* DATASET RECORDS *
»»
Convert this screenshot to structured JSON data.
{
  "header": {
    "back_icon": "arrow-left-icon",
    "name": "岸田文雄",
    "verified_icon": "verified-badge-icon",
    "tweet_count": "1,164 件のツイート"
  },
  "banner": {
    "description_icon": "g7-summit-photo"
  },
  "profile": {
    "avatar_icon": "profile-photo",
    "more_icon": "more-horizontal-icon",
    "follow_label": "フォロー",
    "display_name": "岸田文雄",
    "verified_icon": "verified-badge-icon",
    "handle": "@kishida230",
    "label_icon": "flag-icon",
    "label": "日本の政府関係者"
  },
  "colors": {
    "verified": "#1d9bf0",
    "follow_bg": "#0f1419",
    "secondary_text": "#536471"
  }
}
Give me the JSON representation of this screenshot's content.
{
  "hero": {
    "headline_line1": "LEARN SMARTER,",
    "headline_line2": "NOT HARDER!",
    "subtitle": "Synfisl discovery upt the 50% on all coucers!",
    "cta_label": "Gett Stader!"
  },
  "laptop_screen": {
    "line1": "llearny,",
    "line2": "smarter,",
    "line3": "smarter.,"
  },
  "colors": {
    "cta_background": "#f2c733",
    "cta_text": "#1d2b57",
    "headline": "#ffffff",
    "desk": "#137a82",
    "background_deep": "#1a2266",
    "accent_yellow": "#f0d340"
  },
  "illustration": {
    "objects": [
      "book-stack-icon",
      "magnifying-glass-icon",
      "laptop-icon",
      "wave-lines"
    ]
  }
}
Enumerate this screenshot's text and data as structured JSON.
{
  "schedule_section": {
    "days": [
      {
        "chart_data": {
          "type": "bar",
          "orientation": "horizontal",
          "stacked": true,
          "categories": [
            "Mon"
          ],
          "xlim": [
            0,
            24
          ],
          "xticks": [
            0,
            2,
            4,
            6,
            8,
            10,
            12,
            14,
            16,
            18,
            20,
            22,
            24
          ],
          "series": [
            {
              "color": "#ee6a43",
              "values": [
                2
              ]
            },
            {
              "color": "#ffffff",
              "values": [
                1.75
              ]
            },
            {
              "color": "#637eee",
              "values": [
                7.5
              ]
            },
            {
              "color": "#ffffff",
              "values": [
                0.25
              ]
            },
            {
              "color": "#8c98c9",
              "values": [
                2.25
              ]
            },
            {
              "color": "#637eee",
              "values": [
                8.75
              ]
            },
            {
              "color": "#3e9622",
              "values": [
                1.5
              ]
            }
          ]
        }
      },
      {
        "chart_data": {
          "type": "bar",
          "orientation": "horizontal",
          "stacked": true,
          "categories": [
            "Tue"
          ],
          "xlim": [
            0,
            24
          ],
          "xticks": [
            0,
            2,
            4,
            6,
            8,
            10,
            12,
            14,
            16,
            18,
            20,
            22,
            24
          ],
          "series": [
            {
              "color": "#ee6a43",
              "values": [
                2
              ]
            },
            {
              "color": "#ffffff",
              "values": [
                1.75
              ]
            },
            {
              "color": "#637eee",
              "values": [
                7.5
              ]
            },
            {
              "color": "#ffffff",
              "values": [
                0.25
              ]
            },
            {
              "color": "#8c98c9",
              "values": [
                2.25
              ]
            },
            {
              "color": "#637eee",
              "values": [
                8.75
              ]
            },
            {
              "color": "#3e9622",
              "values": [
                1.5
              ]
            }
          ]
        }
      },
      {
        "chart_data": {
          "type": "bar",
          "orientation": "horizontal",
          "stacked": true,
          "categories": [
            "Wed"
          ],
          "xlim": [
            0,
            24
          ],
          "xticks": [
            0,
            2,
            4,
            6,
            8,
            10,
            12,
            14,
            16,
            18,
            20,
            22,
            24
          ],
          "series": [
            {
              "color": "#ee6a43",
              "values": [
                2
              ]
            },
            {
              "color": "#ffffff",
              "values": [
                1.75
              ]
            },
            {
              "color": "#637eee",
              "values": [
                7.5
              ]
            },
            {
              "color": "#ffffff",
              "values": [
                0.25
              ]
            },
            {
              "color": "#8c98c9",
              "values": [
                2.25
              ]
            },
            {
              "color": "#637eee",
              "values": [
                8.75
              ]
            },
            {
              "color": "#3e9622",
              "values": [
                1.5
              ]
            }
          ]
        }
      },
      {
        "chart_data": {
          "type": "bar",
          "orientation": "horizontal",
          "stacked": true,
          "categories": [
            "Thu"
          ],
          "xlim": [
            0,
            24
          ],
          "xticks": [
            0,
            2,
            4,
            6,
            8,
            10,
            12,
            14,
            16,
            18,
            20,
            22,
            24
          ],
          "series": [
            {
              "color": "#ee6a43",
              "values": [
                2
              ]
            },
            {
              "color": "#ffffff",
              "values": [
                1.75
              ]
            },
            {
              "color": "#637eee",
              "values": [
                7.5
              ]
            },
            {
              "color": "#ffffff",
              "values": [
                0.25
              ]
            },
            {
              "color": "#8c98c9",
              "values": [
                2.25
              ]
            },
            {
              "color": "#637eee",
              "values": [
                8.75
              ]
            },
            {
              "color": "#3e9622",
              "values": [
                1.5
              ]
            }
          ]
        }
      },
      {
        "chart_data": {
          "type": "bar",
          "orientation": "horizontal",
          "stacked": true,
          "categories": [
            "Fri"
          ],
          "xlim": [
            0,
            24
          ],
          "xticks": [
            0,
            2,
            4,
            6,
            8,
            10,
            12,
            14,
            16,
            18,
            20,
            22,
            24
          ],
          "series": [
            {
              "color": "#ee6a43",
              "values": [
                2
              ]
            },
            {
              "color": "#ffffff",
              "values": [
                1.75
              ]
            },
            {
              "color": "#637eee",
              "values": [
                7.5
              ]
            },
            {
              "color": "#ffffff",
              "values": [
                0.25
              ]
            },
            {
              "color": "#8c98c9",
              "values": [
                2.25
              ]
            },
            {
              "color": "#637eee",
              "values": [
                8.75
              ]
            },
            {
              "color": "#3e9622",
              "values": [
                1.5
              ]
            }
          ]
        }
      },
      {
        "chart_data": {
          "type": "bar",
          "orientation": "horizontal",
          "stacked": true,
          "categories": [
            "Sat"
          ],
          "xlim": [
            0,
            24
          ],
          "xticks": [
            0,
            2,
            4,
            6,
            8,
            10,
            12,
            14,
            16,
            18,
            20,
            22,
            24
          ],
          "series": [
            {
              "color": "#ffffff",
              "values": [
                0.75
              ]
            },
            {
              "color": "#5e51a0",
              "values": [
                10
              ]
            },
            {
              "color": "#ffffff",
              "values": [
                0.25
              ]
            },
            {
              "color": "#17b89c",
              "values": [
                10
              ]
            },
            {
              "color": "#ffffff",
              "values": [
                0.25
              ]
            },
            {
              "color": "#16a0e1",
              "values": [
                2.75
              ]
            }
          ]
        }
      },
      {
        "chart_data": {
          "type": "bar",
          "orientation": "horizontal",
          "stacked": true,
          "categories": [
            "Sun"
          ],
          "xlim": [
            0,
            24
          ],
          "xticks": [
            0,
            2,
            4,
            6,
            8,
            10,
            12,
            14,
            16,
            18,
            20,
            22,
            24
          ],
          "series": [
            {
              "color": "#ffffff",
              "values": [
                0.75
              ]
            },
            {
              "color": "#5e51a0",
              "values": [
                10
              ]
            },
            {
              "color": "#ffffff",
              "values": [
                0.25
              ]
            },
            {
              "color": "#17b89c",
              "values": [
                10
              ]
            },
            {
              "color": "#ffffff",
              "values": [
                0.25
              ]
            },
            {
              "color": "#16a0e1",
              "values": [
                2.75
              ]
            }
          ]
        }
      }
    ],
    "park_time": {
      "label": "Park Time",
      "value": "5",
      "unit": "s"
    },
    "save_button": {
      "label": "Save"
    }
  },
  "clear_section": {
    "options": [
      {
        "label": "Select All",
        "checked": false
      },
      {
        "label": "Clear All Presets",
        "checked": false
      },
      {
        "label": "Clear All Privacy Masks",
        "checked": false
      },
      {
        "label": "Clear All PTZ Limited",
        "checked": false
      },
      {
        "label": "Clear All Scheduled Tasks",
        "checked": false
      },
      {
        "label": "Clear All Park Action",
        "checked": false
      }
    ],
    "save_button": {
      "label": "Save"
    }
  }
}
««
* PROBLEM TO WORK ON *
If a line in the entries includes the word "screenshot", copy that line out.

* RESPONSE TO THE EXERCISE *
Convert this screenshot to structured JSON data.
Give me the JSON representation of this screenshot's content.
Enumerate this screenshot's text and data as structured JSON.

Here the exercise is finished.